In today’s Wall Street Journal, L. Gordon Crovitz tells us “In 1902, Jules Verne predicted novels ‘will be supplanted altogether by the daily newspaper,’ which would ‘color everyday events’ so that readers wouldn’t need well-crafted fiction to fire their imaginations.” http://online.wsj.com/article/SB10000872396390443294904578052991841553024.html Actually, the novel seems to have a better future than the newspapers; Crovitz also tells us that “A record more than 100,000 novels are now published in the U.S. and Britain each year.” He doesn’t say how many are print and how many are electronic.
The revolution in the publishing industry continues. And small computers continue to be the great equalizers…
The political strategy of the two major parties continues and will likely govern what happens in the debates. The Democrats can’t run on their record, and indeed would prefer that you didn’t look at the economic picture. They do not seem to have a program for the future that they want to sell. The attractiveness of Hope and Change carried the last presidential election, but apparently they don’t want to try that one again, nor is “We’re the ones you’ve been waiting for.”
That leaves scaring the voters away from Romney and Ryan. Don’t elect them, they’re horrible.
This pretty well dictates the Republican strategy: make no mistakes, and show that our candidates are worthy and display dignitas. We’re not scary people. We know what we are doing. We’ve given you a broad picture of what we’ll do. We’ve shown you that we care. We’re the good guys.
Given those strategies the rest of the campaign is pretty predictable. The Democrats win if the Republicans do something really frightening. Democrat strategists say they already did, with Romney’s remarks about the 47% who don’t pay income taxes, and they’ll continue to emphasize that remark as showing that Romney is not worthy to be President.

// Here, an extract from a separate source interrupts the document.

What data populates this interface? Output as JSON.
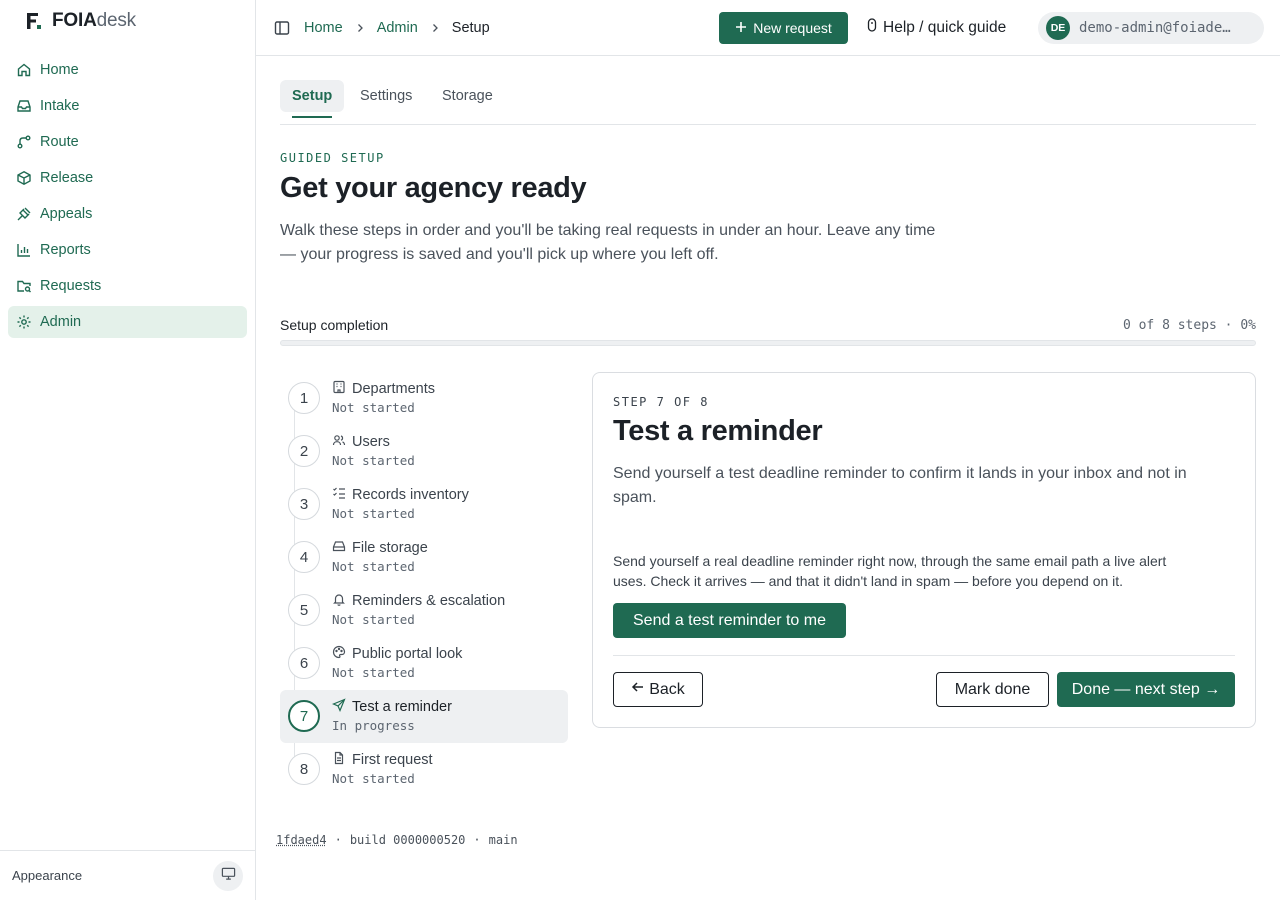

Of course the frightening thing is that we have come close to the point where more people get entitlements than pay taxes. That’s only frightening to old fashioned freedom advocates, of course. It has long been the goal of a large part of the political public, who don’t worry much about dependences and who do not believe that the Iron Law of bureaucracy dooms the best intentioned welfare state. But we’ve been through all that before. Freedom is not free. Free men are not equal. Equal men are not free. Liberty has its costs. This is a Republic, not a Democracy. And other such dull truisms, which just happen to be true, and alas are now treated as platitudes.

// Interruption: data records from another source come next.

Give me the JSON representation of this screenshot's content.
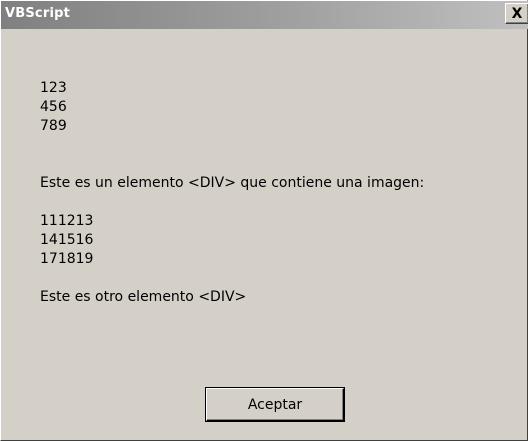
{
  "window": {
    "title": "VBScript",
    "close_glyph": "X"
  },
  "message": {
    "lines": [
      "123",
      "456",
      "789",
      "",
      "",
      "Este es un elemento <DIV> que contiene una imagen:",
      "",
      "111213",
      "141516",
      "171819",
      "",
      "Este es otro elemento <DIV>"
    ]
  },
  "buttons": {
    "ok_label": "Aceptar"
  }
}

I can recommend the review of the Chester Finn and Jessica Hockett book Dazed and Gifted in today’s Wall Street Journal. http://online.wsj.com/article/SB10000872396390444032404578010662785531602.html?mod=googlenews_wsj

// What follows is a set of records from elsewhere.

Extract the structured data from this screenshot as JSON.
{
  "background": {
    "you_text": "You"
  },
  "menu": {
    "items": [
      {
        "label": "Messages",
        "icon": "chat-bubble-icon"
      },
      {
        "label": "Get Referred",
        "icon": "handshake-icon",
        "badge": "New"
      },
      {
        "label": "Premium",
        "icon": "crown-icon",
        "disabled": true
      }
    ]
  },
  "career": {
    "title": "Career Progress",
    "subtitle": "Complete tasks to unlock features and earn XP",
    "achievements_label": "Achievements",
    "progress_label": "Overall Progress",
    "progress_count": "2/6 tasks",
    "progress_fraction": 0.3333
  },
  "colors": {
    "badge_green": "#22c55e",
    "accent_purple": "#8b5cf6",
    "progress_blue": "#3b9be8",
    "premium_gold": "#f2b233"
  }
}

I haven’t read the book but I will order it. Finn is often worth reading.
The debate will be tonight. I expect there will be talk about “Who is the REAL Mitt Romney.” Here is one view:
© 2012, jerrypournelle. All rights reserved.